*TASK REQUIREMENTS*. Filter the data for "start" and copy matching lines.

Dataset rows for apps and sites
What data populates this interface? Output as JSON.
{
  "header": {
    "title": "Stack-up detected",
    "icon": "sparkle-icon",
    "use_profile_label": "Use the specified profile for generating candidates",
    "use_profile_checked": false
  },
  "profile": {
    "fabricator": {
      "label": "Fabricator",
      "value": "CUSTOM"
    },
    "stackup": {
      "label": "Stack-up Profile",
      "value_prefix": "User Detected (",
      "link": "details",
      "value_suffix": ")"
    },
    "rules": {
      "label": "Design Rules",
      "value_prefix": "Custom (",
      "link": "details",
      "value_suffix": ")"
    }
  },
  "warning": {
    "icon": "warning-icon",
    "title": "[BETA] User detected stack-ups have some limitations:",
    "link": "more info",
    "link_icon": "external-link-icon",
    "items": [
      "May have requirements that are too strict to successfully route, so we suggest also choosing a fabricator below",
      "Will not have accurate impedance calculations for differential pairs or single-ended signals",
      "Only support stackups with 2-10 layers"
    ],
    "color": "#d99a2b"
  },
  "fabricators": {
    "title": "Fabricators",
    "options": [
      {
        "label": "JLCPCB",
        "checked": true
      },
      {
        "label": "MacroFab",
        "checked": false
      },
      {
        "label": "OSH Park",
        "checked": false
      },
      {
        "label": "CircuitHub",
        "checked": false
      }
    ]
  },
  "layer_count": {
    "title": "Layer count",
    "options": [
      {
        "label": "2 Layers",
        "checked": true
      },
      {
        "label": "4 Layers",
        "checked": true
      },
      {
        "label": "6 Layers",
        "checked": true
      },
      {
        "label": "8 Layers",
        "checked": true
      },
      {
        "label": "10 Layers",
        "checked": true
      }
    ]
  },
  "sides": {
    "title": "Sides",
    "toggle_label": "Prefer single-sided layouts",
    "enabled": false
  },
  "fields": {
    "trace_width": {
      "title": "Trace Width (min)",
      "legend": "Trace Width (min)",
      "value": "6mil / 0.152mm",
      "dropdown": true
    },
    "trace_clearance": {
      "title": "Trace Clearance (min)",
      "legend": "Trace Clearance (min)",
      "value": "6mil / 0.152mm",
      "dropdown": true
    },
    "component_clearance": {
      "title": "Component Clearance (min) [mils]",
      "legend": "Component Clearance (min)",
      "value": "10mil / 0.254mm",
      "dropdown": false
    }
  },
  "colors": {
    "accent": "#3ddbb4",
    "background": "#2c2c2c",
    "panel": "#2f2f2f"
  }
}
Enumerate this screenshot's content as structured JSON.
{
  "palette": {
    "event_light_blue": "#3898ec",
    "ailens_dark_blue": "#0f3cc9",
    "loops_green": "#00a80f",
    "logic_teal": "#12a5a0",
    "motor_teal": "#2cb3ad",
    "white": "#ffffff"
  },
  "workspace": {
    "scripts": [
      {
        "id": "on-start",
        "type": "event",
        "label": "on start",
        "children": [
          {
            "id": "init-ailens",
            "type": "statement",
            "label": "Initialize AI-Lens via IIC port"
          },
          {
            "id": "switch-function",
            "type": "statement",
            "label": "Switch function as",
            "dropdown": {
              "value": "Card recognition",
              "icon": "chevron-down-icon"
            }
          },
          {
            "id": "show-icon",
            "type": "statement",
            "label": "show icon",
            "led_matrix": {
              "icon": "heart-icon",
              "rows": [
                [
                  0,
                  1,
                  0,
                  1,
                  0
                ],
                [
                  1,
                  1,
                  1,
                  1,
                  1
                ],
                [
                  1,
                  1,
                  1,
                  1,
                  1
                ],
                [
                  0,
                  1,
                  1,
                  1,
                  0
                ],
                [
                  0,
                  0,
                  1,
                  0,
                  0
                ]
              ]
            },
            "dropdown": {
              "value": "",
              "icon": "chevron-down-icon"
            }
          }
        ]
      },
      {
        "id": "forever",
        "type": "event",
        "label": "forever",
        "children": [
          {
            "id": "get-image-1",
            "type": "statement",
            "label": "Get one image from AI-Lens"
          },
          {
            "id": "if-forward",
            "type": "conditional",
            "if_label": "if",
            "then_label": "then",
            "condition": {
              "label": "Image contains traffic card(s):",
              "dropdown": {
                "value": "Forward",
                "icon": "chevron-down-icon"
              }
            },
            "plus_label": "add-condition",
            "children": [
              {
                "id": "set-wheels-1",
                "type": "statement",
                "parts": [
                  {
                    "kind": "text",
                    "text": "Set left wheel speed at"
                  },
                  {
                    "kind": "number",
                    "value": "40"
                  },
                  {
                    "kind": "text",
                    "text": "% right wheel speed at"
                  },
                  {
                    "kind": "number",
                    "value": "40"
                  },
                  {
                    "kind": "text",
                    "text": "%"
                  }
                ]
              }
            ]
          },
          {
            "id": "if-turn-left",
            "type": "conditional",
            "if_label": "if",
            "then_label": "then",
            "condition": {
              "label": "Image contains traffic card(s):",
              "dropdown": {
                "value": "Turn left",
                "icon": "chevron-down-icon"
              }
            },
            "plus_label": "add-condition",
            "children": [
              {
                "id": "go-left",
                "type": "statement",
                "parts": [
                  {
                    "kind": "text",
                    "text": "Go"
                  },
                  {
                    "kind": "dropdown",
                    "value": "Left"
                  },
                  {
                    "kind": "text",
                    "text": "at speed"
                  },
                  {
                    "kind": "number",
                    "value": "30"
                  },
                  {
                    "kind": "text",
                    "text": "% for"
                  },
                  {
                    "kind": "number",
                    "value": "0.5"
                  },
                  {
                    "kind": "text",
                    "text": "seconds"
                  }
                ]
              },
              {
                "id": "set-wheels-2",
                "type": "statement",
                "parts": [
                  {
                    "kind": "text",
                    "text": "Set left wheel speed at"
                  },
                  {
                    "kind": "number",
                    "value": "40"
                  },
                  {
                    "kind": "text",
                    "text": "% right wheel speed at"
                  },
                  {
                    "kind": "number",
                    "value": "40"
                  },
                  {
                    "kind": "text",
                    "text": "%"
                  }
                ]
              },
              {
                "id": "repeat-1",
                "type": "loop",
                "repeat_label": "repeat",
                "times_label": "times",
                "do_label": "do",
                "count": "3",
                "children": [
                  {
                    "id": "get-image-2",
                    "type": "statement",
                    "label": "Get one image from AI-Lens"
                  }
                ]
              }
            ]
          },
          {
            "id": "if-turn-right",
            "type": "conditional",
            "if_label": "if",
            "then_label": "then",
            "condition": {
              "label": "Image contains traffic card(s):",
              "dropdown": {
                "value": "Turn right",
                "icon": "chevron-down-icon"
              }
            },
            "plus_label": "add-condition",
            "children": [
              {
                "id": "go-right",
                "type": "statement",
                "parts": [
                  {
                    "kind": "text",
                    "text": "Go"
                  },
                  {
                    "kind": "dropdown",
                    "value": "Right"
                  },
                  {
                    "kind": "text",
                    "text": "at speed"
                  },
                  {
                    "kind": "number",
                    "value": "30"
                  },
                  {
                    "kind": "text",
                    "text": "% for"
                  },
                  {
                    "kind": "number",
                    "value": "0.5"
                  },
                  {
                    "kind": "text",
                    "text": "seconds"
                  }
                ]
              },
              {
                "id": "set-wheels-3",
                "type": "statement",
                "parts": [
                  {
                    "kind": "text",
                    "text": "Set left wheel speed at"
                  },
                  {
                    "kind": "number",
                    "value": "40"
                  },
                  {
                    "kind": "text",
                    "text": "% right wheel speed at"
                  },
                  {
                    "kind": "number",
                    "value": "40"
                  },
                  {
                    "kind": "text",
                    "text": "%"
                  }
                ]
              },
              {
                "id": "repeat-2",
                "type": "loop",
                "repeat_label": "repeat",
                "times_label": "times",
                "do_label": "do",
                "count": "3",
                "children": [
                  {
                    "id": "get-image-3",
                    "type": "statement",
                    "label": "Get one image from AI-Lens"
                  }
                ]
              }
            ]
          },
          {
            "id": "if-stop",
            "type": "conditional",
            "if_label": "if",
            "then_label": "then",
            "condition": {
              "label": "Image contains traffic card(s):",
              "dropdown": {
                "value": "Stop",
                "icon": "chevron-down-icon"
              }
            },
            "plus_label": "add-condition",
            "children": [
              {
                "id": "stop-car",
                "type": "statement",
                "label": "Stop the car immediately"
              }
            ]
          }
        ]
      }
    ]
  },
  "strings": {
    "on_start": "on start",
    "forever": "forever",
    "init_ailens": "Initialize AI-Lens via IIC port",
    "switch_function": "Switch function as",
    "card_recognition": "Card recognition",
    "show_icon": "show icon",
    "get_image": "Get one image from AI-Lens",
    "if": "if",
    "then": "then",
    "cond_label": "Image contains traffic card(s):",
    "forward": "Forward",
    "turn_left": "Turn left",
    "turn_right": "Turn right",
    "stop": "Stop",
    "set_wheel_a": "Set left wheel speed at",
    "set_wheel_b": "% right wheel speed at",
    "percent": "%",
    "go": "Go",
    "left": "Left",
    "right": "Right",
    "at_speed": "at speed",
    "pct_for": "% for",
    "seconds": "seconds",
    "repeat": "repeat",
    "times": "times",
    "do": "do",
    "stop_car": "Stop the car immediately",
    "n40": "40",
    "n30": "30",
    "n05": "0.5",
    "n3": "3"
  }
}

*ANSWER AREA*.
        "id": "on-start",
        "label": "on start",
    "on_start": "on start",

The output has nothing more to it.